At a special showing of Hector at a packed Lansdown Hall on the 22nd December - all laid on by the amazing Emily Barker who wrote the film’s beautiful score - we were pulled into the world of Hector and homelessness. Performing a small set of soundtrack songs to the audience before the movie, BAFTA award winning songwriter Emily opened with the subtly emotional title song ‘Anywhere Away’, and boy was it stunning. Emily’s soul searching voice was haunting and, mixed with other, hair-standing-on-end tracks from the film, it set what was to be quite an emotional tone for the film itself when it came on the screen later that evening.
Directed by newbie director/writer Jake Gavin and produced by accomplished pro Stephen Malit, Hector is a British movie which manages to pull off something clever: it works. The photographic backdrop is stark, powerful, and beginning in Scotland, the cinematography reflects the bleak outlook for Hector, the grey, steel blue loss of hope. With Emily’s intro songs complete and movie time beginning, I hunkered down, expecting a film about a homeless man who met people on his journey who reflected the bleak photography: awful, mean, horrible characters. But that didn’t happen, because, of course, real life isn’t like that. There are good people in the world, and what was delightful about the movie was that we saw them, we saw these kind folk help Hector and his homeless friends – a cup of tea for free here, an extra coat there - and it was effortlessly done, subtle.

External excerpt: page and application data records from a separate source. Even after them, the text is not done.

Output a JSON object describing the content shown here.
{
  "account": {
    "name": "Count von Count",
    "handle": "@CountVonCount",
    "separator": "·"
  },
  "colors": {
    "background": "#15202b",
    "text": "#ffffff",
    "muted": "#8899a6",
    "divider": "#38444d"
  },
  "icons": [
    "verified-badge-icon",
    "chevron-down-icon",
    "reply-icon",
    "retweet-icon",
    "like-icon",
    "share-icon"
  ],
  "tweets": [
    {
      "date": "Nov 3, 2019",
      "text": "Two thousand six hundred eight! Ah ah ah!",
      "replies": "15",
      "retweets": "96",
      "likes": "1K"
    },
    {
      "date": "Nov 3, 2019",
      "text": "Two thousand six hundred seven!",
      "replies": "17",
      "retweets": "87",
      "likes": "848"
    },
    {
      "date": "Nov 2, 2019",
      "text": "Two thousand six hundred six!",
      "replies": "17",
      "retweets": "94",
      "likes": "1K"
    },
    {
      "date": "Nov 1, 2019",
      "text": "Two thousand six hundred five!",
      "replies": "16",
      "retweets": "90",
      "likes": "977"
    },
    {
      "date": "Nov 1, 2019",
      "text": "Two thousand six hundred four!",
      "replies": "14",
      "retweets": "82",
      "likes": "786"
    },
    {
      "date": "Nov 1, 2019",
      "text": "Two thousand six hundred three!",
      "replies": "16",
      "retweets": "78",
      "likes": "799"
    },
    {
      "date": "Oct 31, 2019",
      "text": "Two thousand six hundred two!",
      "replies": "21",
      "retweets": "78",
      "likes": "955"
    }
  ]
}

The only trouble with this was that after a while following Hector on his journey, I did find myself feeling it was a bit slow, found myself wanting something more dramatic to happen – it would have benefited from a bit of oomph. And the ending was a bit flat, rushed maybe, unfinished. But, on chatting to friends about it on the way home, we realised that perhaps that was the joy of Hector as a film – the fact that it was one, very real laid-bare story. No Hollywood drama, no made up grit, but just life, raw, exposed and emotional as we see it. And Peter Mullan in the lead role is sublime, carrying the film even in those achingly quite parts, those moments where you sit and watch the homeless hostel at Christmas, the desperateness mixed in with a singe thread of hope, and you realise you really should do more to help people.
And that, really is the essence of Hector, the feeling it leaves you with when you go – that feeling that we should do more, but also that, people, us lot, us folk out here – we are inherently good. And that, like director Jake Gavin has done in writing this subtle gem of a film, if we simply open our eyes and look at everyday life, we will see it.